**EXERCISE REQUIREMENTS**
Please return every line in the entries below with the word "your" in it.

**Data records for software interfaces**

■ ■ ■

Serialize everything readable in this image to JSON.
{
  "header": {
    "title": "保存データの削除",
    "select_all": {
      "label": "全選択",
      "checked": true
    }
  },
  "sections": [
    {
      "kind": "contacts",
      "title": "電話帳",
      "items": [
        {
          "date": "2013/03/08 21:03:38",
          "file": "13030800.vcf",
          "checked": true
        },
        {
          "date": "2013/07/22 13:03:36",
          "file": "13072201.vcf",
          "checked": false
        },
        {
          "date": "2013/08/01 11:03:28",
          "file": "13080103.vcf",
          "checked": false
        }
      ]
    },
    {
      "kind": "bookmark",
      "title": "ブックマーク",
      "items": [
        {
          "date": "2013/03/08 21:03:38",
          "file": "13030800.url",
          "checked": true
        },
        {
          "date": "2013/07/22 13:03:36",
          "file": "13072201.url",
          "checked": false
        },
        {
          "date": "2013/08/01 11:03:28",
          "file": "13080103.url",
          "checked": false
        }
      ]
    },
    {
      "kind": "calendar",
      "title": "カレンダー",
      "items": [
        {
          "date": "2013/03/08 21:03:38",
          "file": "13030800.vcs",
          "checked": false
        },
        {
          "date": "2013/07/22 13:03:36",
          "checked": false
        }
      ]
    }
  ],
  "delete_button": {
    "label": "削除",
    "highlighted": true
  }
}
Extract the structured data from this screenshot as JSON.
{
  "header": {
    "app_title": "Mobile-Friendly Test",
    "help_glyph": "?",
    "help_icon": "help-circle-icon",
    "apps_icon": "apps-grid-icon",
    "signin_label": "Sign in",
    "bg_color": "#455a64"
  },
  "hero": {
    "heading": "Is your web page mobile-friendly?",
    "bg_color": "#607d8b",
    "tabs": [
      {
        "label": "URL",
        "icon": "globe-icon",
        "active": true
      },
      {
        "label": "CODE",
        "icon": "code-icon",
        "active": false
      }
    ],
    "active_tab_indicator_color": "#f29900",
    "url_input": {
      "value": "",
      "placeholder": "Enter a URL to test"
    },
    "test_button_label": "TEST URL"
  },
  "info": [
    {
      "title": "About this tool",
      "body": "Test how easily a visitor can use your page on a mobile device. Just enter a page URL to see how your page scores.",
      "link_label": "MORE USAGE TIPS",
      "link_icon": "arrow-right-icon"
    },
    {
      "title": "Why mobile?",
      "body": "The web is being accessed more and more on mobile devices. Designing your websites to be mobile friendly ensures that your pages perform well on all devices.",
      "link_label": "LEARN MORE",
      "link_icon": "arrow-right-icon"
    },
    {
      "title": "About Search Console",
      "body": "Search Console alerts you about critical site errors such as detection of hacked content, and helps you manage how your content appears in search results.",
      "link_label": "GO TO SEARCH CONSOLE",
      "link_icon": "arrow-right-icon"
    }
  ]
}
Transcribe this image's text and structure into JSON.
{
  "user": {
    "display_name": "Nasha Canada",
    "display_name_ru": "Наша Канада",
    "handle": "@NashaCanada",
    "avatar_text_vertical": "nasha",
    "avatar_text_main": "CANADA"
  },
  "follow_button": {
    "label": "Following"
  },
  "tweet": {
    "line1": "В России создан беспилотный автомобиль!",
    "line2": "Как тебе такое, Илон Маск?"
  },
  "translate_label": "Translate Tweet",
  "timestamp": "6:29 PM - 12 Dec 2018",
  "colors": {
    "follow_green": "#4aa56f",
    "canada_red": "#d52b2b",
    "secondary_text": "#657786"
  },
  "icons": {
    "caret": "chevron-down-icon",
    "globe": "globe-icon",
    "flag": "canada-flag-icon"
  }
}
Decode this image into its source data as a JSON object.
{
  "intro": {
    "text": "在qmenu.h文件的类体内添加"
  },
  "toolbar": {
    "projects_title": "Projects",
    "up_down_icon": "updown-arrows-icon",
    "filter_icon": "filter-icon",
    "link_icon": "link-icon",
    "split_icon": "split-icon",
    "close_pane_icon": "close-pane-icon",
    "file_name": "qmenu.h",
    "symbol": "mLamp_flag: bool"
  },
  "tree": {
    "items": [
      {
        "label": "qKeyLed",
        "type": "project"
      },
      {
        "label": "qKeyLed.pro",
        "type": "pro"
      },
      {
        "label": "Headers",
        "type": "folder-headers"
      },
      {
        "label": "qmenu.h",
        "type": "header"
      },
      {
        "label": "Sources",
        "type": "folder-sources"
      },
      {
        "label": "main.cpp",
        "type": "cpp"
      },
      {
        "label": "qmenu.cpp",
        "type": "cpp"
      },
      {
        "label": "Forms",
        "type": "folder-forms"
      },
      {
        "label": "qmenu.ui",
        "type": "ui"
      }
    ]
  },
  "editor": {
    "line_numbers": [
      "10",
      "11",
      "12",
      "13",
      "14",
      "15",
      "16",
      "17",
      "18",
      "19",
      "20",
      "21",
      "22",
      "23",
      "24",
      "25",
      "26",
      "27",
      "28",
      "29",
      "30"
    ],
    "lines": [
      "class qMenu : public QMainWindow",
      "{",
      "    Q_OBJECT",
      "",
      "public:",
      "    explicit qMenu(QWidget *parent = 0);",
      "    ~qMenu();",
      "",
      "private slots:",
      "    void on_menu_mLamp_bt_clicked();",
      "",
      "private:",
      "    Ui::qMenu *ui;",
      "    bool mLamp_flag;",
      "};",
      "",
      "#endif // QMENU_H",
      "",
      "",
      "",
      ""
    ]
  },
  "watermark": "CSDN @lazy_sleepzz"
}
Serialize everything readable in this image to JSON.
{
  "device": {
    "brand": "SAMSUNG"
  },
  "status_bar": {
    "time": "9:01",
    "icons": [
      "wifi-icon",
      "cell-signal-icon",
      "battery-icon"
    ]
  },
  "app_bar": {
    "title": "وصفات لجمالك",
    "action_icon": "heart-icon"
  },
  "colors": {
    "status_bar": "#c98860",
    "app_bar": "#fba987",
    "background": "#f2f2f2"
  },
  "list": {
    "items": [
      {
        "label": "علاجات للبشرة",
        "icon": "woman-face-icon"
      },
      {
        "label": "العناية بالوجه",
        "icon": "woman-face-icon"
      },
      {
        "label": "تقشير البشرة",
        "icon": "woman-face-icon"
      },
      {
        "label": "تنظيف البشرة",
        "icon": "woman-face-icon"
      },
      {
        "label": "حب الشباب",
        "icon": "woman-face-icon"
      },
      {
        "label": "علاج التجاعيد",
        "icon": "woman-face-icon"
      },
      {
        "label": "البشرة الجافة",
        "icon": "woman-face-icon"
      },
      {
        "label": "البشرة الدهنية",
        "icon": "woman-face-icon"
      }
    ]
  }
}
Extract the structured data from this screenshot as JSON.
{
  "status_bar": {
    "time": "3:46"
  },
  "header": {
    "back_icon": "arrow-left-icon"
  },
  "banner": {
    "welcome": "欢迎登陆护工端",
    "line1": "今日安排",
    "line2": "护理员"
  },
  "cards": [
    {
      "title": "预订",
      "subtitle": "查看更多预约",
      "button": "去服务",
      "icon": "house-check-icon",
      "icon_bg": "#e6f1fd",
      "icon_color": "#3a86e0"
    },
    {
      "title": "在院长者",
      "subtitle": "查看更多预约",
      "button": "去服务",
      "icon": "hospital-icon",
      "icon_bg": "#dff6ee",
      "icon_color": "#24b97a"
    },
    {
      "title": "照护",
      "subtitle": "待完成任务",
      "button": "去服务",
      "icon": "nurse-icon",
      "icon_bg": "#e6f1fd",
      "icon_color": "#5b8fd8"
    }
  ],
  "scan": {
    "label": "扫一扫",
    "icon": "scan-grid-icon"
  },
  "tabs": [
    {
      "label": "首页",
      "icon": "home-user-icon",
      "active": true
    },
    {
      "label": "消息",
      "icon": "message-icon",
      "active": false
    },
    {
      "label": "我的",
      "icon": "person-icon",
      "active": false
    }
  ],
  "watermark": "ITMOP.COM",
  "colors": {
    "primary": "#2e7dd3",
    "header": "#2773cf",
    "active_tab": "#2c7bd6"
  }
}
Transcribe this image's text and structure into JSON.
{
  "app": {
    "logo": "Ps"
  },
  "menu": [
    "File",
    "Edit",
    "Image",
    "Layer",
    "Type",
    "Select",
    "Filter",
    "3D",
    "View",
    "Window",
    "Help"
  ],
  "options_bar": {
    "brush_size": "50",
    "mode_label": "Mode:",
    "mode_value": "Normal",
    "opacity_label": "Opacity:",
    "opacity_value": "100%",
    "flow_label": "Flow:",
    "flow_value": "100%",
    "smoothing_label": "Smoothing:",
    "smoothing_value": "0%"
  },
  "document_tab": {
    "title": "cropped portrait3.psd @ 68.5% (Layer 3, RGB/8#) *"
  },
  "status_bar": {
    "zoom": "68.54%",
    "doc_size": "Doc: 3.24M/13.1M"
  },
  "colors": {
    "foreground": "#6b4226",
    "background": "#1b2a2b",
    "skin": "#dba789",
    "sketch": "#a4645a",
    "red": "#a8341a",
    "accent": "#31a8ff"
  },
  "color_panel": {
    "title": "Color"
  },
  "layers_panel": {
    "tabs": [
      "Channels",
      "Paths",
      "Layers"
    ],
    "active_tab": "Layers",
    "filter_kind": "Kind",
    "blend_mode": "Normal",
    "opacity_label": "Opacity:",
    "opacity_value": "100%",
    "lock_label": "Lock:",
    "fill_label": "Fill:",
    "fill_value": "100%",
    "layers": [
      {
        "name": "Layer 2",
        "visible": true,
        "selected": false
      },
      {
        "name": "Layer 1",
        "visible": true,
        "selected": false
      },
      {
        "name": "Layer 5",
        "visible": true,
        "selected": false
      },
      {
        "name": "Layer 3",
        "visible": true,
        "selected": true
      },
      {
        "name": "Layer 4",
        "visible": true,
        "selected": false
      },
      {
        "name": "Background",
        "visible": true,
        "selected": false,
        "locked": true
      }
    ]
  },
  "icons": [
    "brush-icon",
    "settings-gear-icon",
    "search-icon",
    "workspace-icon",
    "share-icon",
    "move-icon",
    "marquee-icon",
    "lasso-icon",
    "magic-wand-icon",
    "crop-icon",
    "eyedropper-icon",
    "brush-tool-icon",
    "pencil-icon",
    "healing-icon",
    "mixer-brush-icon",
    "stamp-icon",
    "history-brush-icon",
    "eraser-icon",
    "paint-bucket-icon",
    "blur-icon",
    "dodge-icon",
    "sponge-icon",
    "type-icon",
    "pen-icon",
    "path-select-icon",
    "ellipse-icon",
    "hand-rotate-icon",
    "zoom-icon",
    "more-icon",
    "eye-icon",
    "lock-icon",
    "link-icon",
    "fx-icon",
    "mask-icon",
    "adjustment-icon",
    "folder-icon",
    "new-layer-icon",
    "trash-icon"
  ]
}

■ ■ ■

**SOLUTION FOR THIS TASK**
    "heading": "Is your web page mobile-friendly?",
      "body": "Test how easily a visitor can use your page on a mobile device. Just enter a page URL to see how your page scores.",
      "body": "The web is being accessed more and more on mobile devices. Designing your websites to be mobile friendly ensures that your pages perform well on all devices.",
      "body": "Search Console alerts you about critical site errors such as detection of hacked content, and helps you manage how your content appears in search results.",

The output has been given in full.